=== Extracted information ===

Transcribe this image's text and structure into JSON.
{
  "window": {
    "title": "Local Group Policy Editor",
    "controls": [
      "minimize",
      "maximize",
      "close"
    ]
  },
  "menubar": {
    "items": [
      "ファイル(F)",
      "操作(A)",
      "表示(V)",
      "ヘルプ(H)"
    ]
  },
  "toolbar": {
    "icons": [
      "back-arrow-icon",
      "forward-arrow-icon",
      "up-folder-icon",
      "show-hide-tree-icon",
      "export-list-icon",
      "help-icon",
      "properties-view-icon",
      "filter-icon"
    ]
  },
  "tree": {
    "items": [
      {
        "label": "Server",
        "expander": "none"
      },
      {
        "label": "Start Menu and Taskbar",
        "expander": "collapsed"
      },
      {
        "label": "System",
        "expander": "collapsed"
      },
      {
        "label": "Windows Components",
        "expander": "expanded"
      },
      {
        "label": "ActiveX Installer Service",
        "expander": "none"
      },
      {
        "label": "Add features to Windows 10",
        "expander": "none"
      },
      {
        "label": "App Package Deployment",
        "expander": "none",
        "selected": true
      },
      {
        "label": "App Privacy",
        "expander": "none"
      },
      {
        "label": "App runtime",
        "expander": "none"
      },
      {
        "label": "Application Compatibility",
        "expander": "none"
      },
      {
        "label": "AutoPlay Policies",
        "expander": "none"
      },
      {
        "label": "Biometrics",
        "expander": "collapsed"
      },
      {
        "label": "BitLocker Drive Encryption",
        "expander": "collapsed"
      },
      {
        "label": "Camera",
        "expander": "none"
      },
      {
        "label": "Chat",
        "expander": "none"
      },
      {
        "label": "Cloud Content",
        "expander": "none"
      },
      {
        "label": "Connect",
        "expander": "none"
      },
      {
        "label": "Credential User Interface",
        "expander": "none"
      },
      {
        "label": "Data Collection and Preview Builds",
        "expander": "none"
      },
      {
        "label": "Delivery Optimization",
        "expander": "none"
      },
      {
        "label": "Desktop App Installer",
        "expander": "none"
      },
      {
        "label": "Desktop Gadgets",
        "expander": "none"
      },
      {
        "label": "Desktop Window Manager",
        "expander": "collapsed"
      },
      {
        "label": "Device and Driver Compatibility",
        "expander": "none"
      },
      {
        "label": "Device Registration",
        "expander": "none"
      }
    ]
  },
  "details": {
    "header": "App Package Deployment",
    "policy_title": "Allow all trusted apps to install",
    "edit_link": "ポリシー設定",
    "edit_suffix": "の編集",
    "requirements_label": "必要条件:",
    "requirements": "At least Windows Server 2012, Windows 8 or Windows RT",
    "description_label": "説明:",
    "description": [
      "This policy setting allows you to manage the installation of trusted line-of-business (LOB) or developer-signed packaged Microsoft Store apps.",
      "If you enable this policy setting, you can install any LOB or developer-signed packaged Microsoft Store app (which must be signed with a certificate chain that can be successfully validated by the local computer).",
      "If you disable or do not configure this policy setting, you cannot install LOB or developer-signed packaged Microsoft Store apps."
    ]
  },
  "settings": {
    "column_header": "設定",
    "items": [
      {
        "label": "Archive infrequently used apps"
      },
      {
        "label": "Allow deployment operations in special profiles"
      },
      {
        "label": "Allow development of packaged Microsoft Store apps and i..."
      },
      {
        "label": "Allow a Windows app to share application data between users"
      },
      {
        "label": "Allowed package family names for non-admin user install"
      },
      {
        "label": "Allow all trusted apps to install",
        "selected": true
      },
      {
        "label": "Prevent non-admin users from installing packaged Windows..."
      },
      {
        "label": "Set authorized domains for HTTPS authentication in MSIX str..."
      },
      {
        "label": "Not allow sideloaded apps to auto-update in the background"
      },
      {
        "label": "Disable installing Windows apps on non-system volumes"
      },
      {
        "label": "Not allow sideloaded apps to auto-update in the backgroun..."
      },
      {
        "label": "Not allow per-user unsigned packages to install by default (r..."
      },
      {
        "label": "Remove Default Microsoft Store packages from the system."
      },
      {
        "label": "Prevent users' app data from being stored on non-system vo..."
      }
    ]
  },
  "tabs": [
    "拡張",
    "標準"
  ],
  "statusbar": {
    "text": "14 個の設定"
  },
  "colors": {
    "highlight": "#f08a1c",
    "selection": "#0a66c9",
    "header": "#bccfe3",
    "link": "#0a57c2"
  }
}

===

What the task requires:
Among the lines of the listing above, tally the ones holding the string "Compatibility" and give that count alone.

Reply to the task:
2